- [Your objective]: Establish how many lines in the material below include the word "list", then give the count alone.

- [Source data]:
■ ■ ■ ■
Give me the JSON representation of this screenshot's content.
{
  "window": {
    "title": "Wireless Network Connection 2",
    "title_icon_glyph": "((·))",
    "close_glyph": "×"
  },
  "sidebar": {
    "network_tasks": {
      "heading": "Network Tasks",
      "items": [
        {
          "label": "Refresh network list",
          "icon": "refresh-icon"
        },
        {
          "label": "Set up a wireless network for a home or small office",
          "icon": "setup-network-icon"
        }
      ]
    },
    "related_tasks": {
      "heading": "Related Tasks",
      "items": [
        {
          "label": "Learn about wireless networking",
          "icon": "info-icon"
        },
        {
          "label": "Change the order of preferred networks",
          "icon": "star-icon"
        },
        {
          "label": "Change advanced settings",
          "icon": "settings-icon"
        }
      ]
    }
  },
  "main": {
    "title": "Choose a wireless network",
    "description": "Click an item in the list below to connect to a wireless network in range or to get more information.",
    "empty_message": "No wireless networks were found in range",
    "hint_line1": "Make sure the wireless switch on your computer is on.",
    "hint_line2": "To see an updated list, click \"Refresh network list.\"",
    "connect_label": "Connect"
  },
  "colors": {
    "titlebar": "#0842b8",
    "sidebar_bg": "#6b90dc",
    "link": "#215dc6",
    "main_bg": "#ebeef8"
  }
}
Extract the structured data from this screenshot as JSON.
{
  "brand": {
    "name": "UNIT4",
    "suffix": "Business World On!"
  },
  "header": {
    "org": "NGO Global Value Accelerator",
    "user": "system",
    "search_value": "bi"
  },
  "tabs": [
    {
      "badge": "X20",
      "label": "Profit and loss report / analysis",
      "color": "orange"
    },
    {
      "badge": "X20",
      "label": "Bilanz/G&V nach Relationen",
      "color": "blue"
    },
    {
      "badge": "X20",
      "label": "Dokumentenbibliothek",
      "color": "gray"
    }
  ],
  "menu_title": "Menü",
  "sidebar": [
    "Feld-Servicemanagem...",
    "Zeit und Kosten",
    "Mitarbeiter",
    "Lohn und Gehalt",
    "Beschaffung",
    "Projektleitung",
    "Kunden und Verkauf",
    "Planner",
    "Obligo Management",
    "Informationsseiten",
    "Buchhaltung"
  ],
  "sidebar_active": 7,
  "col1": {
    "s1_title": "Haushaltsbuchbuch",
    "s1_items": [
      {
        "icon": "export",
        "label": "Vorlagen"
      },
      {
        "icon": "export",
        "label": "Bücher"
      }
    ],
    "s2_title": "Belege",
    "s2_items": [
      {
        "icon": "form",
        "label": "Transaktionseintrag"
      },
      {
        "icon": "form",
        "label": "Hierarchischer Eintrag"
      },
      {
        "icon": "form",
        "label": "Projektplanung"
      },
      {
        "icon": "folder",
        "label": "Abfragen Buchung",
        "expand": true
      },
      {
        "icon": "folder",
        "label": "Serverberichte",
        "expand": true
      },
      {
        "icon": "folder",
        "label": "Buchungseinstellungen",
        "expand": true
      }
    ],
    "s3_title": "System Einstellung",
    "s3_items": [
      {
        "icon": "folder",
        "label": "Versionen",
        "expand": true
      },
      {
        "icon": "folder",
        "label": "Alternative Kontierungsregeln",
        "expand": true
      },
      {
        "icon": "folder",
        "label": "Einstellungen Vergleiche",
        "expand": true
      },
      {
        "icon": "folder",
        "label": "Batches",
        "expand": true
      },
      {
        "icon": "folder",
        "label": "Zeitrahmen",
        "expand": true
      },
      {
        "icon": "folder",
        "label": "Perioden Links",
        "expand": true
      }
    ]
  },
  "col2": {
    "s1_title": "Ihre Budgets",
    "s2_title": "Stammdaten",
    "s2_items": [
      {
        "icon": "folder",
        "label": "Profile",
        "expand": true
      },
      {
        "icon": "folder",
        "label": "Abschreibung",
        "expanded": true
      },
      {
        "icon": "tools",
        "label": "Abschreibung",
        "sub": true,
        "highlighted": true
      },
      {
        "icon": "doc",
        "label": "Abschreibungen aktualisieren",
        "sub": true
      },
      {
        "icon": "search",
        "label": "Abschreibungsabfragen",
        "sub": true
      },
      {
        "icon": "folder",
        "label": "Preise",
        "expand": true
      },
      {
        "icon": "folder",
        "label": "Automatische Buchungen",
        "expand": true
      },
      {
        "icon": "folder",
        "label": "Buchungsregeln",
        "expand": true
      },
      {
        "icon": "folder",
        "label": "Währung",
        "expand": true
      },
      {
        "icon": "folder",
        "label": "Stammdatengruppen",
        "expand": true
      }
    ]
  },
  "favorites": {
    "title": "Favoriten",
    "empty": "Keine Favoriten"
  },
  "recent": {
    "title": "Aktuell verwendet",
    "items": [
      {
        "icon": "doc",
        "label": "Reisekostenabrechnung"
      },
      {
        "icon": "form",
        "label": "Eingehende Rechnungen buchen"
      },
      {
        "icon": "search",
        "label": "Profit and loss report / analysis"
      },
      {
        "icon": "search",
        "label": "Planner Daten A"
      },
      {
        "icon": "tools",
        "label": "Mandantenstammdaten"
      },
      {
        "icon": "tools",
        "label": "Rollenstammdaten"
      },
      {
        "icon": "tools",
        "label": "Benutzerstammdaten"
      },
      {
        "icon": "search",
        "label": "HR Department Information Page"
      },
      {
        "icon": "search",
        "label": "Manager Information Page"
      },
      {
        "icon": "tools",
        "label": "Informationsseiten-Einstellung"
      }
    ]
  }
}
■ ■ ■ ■
- [Solution to the exercise]: 3